Component data from apps and pages:
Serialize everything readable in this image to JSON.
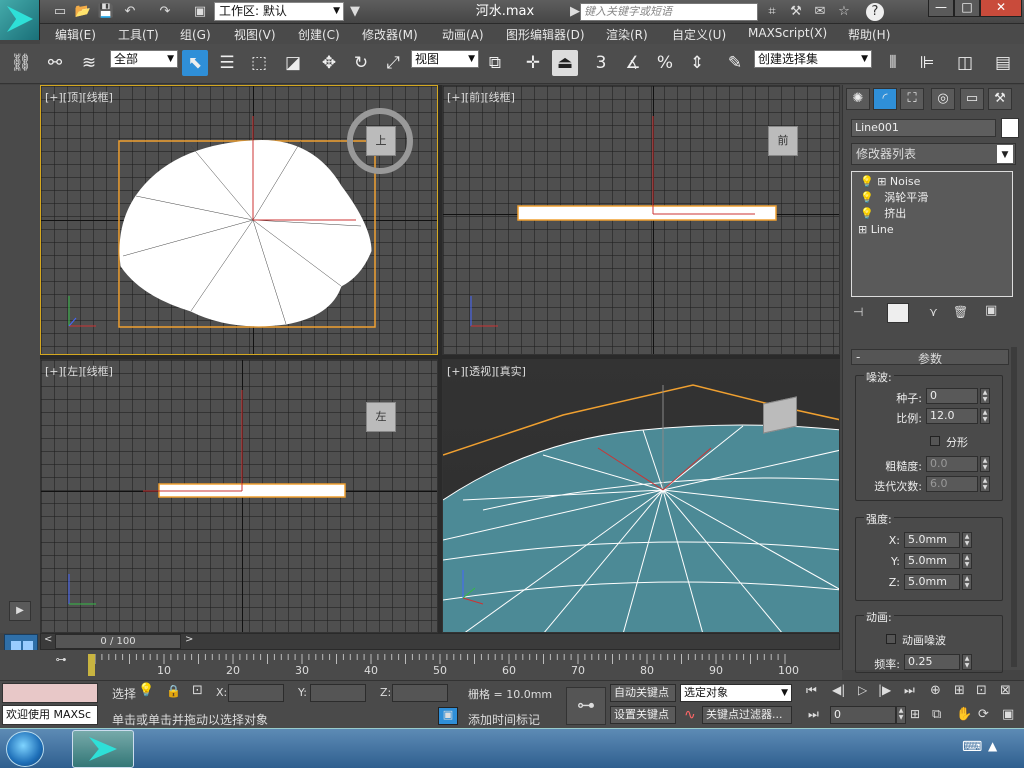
{
  "titlebar": {
    "workspace": "工作区: 默认",
    "title": "河水.max",
    "search_placeholder": "键入关键字或短语",
    "help_label": "?",
    "min_label": "—",
    "max_label": "□",
    "close_label": "✕"
  },
  "menu": [
    "编辑(E)",
    "工具(T)",
    "组(G)",
    "视图(V)",
    "创建(C)",
    "修改器(M)",
    "动画(A)",
    "图形编辑器(D)",
    "渲染(R)",
    "自定义(U)",
    "MAXScript(X)",
    "帮助(H)"
  ],
  "toolbar": {
    "selection_filter": "全部",
    "ref_coord": "视图",
    "named_selection": "创建选择集",
    "snap_3": "3",
    "percent": "%"
  },
  "viewports": {
    "top": {
      "label": "[+][顶][线框]",
      "cube": "上"
    },
    "front": {
      "label": "[+][前][线框]",
      "cube": "前"
    },
    "left": {
      "label": "[+][左][线框]",
      "cube": "左"
    },
    "persp": {
      "label": "[+][透视][真实]"
    }
  },
  "panel": {
    "object_name": "Line001",
    "modifier_list": "修改器列表",
    "stack": [
      "Noise",
      "涡轮平滑",
      "挤出",
      "Line"
    ],
    "rollout_title": "参数",
    "noise_group": "噪波:",
    "seed_label": "种子:",
    "seed_value": "0",
    "scale_label": "比例:",
    "scale_value": "12.0",
    "fractal_label": "分形",
    "roughness_label": "粗糙度:",
    "roughness_value": "0.0",
    "iterations_label": "迭代次数:",
    "iterations_value": "6.0",
    "strength_group": "强度:",
    "x_label": "X:",
    "x_value": "5.0mm",
    "y_label": "Y:",
    "y_value": "5.0mm",
    "z_label": "Z:",
    "z_value": "5.0mm",
    "anim_group": "动画:",
    "anim_noise_label": "动画噪波",
    "freq_label": "频率:",
    "freq_value": "0.25"
  },
  "timeslider": {
    "value": "0 / 100",
    "progress": 0
  },
  "trackbar": {
    "ticks": [
      "10",
      "20",
      "30",
      "40",
      "50",
      "60",
      "70",
      "80",
      "90",
      "100"
    ]
  },
  "status": {
    "welcome": "欢迎使用 MAXSc",
    "selected_label": "选择",
    "prompt": "单击或单击并拖动以选择对象",
    "x_label": "X:",
    "y_label": "Y:",
    "z_label": "Z:",
    "grid": "栅格 = 10.0mm",
    "add_time_tag": "添加时间标记",
    "auto_key": "自动关键点",
    "set_key": "设置关键点",
    "key_mode": "选定对象",
    "key_filters": "关键点过滤器...",
    "frame": "0"
  },
  "colors": {
    "accent": "#2f8fd8",
    "selection": "#f0a030",
    "viewport_bg": "#4f4f4f"
  }
}
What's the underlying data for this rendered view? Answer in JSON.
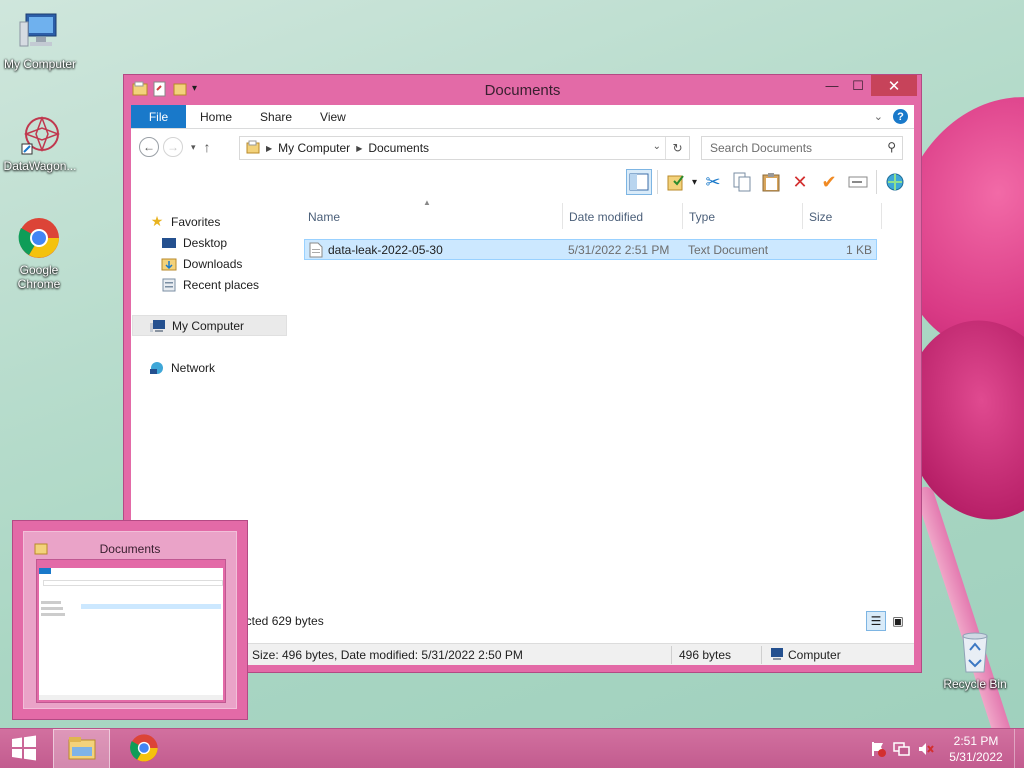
{
  "desktop": {
    "icons": [
      {
        "label": "My Computer"
      },
      {
        "label": "DataWagon..."
      },
      {
        "label": "Google Chrome"
      },
      {
        "label": "Recycle Bin"
      }
    ]
  },
  "window": {
    "title": "Documents",
    "tabs": {
      "file": "File",
      "home": "Home",
      "share": "Share",
      "view": "View"
    },
    "address": {
      "crumbs": [
        "My Computer",
        "Documents"
      ]
    },
    "search": {
      "placeholder": "Search Documents"
    },
    "nav": {
      "favorites": "Favorites",
      "desktop": "Desktop",
      "downloads": "Downloads",
      "recent": "Recent places",
      "computer": "My Computer",
      "network": "Network"
    },
    "columns": {
      "name": "Name",
      "date": "Date modified",
      "type": "Type",
      "size": "Size"
    },
    "files": [
      {
        "name": "data-leak-2022-05-30",
        "date": "5/31/2022 2:51 PM",
        "type": "Text Document",
        "size": "1 KB"
      }
    ],
    "status": {
      "selected": "ected  629 bytes",
      "details": "Size: 496 bytes, Date modified: 5/31/2022 2:50 PM",
      "bytes": "496 bytes",
      "location": "Computer"
    }
  },
  "thumbnail": {
    "title": "Documents"
  },
  "taskbar": {
    "time": "2:51 PM",
    "date": "5/31/2022"
  },
  "colors": {
    "accent": "#1979ca",
    "window_frame": "#e36aa7",
    "selection": "#cce8ff"
  }
}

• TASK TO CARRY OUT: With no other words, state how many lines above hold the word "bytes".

• TASK RESULT: 3